**Saved data entries:**
<<<<
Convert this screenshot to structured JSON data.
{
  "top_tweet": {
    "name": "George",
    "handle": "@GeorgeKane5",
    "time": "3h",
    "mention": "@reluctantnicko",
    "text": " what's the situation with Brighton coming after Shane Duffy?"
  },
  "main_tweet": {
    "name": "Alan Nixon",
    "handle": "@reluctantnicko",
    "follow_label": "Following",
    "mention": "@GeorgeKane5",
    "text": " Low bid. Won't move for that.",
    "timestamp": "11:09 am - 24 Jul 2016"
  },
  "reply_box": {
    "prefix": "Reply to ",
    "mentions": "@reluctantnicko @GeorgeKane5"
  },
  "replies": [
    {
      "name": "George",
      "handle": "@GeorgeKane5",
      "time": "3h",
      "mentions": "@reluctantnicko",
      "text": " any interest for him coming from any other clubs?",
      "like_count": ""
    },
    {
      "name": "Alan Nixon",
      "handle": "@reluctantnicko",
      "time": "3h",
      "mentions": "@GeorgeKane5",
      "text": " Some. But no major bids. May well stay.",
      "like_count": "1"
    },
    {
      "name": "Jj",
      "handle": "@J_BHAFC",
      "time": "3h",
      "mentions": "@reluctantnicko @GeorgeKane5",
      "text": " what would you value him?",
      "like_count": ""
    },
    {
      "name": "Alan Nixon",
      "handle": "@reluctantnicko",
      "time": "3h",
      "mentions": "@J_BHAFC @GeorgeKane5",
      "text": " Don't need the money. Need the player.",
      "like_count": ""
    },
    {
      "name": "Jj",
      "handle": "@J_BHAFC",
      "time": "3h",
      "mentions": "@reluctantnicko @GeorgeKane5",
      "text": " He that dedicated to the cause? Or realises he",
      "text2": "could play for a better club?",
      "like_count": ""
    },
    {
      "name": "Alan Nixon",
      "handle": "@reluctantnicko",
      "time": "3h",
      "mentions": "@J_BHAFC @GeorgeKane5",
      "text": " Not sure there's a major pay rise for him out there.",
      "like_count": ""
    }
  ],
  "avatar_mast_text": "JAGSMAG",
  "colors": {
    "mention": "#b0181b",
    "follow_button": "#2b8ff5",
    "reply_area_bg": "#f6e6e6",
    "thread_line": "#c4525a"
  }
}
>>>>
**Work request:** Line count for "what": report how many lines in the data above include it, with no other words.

**Answer section:** 2